Problem to solve -
Filter the entries for the word "async". Copy each line in which it occurs.

Given data -
# # # # #

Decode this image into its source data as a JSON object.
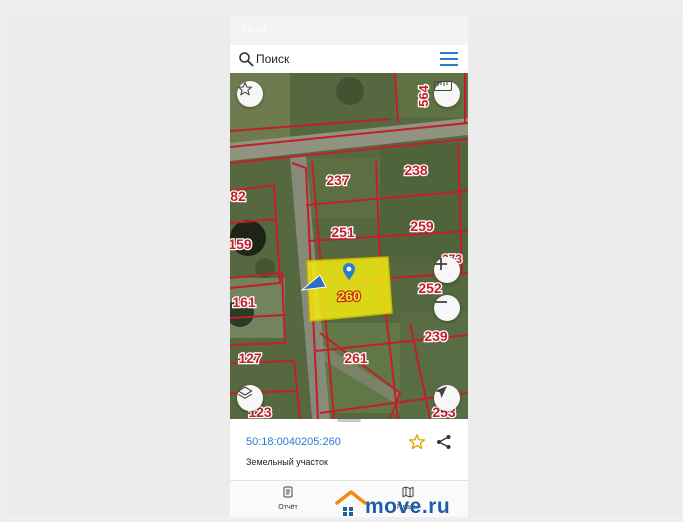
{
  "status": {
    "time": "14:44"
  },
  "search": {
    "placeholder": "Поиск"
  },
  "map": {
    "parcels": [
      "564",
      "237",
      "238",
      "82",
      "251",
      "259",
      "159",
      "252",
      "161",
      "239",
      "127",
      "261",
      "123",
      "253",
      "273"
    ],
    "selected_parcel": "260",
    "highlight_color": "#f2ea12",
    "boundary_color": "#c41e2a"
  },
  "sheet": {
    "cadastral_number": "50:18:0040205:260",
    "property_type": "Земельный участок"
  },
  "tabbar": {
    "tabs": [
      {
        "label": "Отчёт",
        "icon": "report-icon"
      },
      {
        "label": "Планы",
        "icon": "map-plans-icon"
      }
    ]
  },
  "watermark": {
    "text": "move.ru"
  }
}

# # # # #

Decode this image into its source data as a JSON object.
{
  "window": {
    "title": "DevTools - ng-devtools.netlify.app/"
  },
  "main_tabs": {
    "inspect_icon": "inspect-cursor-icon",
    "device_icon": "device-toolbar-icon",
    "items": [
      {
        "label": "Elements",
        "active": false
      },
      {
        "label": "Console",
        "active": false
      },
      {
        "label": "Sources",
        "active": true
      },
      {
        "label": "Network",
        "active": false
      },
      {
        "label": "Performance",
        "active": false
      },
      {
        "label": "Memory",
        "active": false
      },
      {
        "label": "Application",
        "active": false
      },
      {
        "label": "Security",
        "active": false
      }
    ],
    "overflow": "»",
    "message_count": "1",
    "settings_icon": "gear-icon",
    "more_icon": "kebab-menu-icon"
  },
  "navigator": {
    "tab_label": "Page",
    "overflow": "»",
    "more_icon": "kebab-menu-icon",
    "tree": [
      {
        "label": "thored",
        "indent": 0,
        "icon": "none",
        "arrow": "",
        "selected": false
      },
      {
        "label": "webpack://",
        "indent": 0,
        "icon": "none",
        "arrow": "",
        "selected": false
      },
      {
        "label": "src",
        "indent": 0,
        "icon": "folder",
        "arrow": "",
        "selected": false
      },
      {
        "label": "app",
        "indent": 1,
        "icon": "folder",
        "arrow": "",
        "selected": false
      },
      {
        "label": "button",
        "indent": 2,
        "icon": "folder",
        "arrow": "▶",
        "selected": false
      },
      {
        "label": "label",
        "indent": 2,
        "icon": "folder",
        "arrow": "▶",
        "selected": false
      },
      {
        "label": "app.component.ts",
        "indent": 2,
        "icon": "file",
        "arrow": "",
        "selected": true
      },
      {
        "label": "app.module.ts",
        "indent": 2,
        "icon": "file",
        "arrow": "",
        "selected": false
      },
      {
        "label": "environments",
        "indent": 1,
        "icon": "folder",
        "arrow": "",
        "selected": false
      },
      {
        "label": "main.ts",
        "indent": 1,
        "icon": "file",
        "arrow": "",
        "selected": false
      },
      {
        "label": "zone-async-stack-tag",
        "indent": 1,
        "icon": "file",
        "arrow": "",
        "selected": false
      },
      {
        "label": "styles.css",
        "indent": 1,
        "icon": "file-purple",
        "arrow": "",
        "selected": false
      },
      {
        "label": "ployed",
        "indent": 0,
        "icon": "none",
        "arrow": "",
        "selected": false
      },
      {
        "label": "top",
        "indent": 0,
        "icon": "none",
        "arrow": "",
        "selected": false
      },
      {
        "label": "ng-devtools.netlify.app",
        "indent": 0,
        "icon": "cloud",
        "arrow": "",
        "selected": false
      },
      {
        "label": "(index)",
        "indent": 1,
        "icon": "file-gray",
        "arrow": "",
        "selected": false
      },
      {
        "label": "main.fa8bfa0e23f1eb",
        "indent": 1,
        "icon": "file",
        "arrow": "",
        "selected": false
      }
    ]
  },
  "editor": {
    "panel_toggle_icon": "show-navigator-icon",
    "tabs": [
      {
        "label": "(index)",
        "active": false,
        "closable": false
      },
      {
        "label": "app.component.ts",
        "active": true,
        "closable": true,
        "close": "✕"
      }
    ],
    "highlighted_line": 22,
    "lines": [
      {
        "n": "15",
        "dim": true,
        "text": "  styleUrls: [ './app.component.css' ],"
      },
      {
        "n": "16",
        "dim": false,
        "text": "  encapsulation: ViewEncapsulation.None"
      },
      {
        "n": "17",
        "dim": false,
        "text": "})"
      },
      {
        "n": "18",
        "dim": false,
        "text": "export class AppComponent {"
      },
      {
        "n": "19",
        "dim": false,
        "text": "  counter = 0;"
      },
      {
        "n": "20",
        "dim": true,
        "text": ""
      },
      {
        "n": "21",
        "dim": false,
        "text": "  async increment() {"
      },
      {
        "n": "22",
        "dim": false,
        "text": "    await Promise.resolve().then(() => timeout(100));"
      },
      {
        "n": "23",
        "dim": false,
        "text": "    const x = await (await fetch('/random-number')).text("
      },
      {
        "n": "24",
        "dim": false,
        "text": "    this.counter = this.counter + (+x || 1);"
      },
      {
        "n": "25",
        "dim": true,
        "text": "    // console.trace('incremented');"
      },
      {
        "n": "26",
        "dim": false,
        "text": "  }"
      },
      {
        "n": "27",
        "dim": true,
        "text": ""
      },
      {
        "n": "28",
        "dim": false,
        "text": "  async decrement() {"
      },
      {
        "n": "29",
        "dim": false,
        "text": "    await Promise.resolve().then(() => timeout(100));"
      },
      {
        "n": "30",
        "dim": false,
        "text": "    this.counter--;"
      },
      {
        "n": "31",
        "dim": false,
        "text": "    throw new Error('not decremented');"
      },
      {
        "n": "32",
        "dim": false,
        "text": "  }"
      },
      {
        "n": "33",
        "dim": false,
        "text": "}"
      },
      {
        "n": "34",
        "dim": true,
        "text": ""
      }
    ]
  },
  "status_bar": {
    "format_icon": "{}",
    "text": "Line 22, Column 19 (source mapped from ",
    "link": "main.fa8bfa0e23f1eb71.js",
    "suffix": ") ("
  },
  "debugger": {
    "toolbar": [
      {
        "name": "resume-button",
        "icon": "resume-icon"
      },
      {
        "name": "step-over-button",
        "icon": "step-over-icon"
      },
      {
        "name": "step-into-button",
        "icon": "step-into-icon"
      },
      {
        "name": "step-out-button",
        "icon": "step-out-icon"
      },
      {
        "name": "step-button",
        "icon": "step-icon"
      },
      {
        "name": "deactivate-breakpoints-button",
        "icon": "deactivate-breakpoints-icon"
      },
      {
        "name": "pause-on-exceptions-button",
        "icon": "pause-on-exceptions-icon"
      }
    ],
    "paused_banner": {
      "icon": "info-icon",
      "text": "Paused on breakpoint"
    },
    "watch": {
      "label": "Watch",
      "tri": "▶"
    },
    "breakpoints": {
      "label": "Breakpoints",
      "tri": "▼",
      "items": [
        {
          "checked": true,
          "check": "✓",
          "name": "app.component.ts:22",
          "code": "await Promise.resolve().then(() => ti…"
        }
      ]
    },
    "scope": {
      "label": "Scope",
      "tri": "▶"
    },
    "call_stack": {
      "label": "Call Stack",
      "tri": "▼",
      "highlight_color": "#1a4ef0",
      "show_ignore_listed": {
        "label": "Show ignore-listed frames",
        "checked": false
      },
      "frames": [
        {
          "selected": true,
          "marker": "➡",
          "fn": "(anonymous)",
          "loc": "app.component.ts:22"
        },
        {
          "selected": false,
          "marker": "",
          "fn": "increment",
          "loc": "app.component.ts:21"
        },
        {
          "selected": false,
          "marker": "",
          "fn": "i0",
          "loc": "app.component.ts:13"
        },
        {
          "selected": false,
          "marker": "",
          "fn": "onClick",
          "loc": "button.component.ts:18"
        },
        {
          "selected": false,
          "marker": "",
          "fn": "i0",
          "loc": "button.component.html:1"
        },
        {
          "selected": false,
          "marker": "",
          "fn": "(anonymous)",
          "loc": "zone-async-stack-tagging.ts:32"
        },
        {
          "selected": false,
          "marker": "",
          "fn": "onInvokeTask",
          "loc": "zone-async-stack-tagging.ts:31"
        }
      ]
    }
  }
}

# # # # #

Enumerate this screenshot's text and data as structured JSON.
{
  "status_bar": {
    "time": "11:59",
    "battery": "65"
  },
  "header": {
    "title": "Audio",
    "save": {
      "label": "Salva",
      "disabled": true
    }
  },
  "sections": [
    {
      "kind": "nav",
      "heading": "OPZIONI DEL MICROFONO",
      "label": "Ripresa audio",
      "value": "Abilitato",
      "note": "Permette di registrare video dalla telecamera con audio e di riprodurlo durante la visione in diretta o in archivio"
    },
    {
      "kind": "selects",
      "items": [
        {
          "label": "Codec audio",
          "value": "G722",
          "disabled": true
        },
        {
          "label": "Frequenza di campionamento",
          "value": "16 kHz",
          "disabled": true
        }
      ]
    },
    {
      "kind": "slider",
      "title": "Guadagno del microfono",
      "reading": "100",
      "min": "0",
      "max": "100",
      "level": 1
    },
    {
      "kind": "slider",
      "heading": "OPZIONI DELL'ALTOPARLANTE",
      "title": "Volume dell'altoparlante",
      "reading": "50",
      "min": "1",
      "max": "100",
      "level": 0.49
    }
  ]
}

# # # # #

Task result -
        "label": "zone-async-stack-tag",
        "text": "  async increment() {"
        "text": "  async decrement() {"
          "loc": "zone-async-stack-tagging.ts:32"
          "loc": "zone-async-stack-tagging.ts:31"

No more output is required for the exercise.